If we believe the struggle is for “global democracy” and “human rights,” then that may put Putin on the other side. But how then can we be allies of President el-Sissi of Egypt and Erdogan of Turkey, and the kings, emirs, and sultans of Saudi Arabia, Bahrain, Kuwait, and Oman? But if the new world struggle is about defending ourselves and our civilization, Russia would appear to be not only a natural ally, but a more critical and powerful one than that crowd in Kiev.
President Donald Trump will ask Congress to cut the Environmental Protection Agency’s (EPA) budget 24 percent, or nearly $2 billion, according to sources familiar with the budget plans. The White House sent draft budget plans to agency heads Monday, detailing billions of dollars in cuts to a wide range of federal programs. Cuts to EPA and other agencies will fund a $54 billion increase in defense spending.
Rather than adopt the compromising tone so beloved by Capitol Hill’s Republican swamp-dwellers, we urge the President to hold the Republican leadership's feet to the fire. Unless and until he does so he will remain limited in what he can accomplish on his ambitious agenda to make America great again.
Ever since the U.S. Supreme Court’s opinions in Heller and McDonald, many of the most liberal lower federal courts have flaunted Heller and the clear language of the Constitution and have been making up their own anti-constitutional rules restricting the Second Amendment.
Tonight’s Trump speech to a joint session of Congress should include specifics for the agenda ahead. Plus, George W. Bush is back on TV and proves the establishment still hasn’t learned, and, Clinton horror movie monster could be priming for a sequel in 2020.
If his presidency is to succeed, he must gain the cooperation of a disturbingly recalcitrant Republican Congress for his programs and this is the time to do it, to remind the skittish members what the public voted for.

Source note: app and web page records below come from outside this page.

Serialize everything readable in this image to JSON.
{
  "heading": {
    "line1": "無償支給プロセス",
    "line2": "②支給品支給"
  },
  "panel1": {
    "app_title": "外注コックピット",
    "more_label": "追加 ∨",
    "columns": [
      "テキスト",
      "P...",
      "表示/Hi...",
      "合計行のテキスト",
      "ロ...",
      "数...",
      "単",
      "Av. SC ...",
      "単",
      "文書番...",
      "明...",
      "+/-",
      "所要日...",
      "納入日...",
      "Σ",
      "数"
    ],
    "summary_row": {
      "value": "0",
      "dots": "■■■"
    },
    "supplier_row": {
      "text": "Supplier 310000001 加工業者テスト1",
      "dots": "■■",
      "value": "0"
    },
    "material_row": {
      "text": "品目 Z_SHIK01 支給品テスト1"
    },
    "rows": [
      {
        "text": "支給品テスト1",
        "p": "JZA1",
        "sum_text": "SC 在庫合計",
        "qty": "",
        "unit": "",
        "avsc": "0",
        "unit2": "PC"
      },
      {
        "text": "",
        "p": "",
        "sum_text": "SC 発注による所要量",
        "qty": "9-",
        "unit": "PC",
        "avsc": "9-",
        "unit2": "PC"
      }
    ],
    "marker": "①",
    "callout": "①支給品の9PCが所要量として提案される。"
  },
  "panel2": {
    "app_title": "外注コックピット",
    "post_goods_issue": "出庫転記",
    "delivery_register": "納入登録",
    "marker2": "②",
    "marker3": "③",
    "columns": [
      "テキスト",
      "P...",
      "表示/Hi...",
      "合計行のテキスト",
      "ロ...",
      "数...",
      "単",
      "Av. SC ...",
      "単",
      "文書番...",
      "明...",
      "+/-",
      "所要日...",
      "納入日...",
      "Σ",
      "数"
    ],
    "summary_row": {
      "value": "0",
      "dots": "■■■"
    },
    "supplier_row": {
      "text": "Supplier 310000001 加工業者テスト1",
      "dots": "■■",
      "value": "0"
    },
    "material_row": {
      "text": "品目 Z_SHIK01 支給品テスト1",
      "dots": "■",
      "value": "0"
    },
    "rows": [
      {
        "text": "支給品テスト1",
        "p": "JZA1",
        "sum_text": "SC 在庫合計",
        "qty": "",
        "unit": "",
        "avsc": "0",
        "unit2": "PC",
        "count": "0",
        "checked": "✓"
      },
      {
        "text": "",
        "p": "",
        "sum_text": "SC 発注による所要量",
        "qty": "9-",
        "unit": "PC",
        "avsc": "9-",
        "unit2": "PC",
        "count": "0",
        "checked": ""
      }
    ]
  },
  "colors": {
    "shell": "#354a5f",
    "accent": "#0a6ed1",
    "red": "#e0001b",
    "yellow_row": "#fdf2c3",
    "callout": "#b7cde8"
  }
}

Soaring rhetoric, optimistic or not, the bashing of the "dishonest media," justified as that may be, and the recitation of past achievements, worthy as many may be, are all beside the point now.
Among other things, what the dust-up over President Trump’s non-appearance at the White House Correspondents’ Dinner has revealed is that presidents of the United States are used as the main attraction to fund a scholarship program that, in turn, funds young liberal journalists, the particular irony being that Republican Presidents have been essentially used to perpetuate the liberal media bias that they and their supporters so frequently complain of.